> _YOUR ASSIGNMENT_: Determine how many lines below contain the string "вправи" and give that number without anything else.

> _STUDY MATERIAL_:
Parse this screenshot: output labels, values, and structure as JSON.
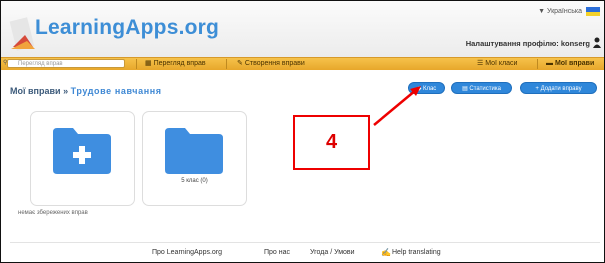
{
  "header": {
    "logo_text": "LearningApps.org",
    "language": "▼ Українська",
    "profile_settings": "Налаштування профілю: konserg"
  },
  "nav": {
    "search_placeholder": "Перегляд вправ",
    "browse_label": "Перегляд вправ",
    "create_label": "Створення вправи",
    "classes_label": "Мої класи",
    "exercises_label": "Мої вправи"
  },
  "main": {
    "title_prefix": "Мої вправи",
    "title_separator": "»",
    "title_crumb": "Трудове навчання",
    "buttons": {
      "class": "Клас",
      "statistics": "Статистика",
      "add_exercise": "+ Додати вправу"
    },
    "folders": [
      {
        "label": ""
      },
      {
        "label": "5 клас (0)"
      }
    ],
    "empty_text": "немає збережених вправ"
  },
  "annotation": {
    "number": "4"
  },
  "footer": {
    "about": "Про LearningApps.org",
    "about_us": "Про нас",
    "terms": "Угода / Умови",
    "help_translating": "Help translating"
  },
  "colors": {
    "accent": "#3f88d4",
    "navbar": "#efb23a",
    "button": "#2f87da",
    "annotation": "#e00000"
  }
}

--

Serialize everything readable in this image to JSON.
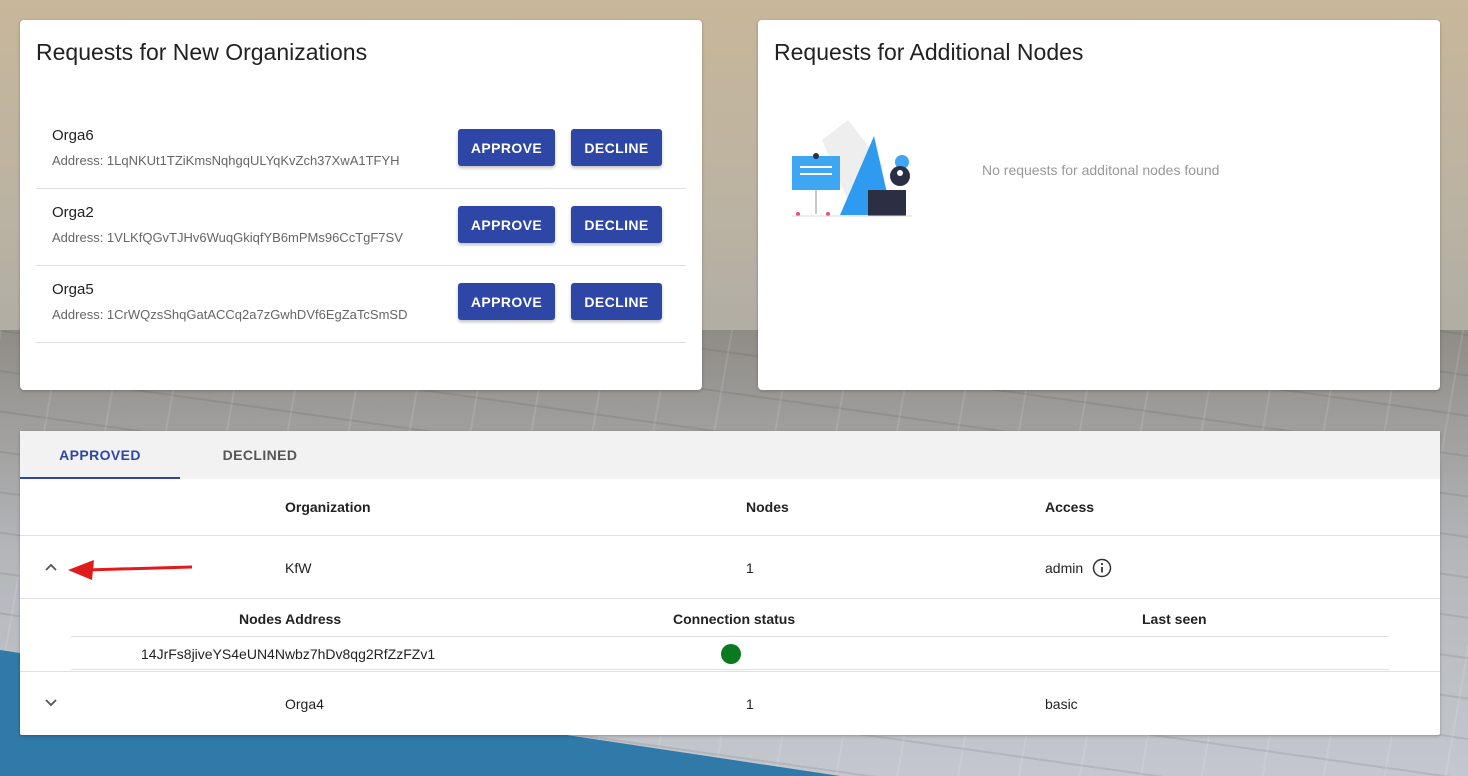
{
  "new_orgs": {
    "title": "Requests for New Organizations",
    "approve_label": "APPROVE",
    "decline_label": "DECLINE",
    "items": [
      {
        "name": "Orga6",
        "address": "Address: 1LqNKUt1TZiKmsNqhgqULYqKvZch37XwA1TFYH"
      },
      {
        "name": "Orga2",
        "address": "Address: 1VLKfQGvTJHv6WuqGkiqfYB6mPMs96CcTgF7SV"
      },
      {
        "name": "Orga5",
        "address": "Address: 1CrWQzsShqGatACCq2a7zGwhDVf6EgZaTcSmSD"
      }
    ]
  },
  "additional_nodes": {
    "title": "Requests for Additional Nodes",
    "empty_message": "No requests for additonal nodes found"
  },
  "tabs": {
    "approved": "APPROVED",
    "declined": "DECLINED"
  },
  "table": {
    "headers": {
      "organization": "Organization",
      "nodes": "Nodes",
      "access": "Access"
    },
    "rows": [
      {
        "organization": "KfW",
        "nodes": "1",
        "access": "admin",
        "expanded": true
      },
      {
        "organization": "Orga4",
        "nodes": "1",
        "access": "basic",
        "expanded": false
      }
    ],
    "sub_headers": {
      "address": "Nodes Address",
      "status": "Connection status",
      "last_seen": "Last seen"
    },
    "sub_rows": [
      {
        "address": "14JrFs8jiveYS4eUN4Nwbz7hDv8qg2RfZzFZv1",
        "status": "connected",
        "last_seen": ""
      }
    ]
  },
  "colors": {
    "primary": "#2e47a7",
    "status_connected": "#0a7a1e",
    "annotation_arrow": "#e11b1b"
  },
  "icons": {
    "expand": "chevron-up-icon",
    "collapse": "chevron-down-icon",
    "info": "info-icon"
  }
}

> _ANSWER TO THIS TASK_: 3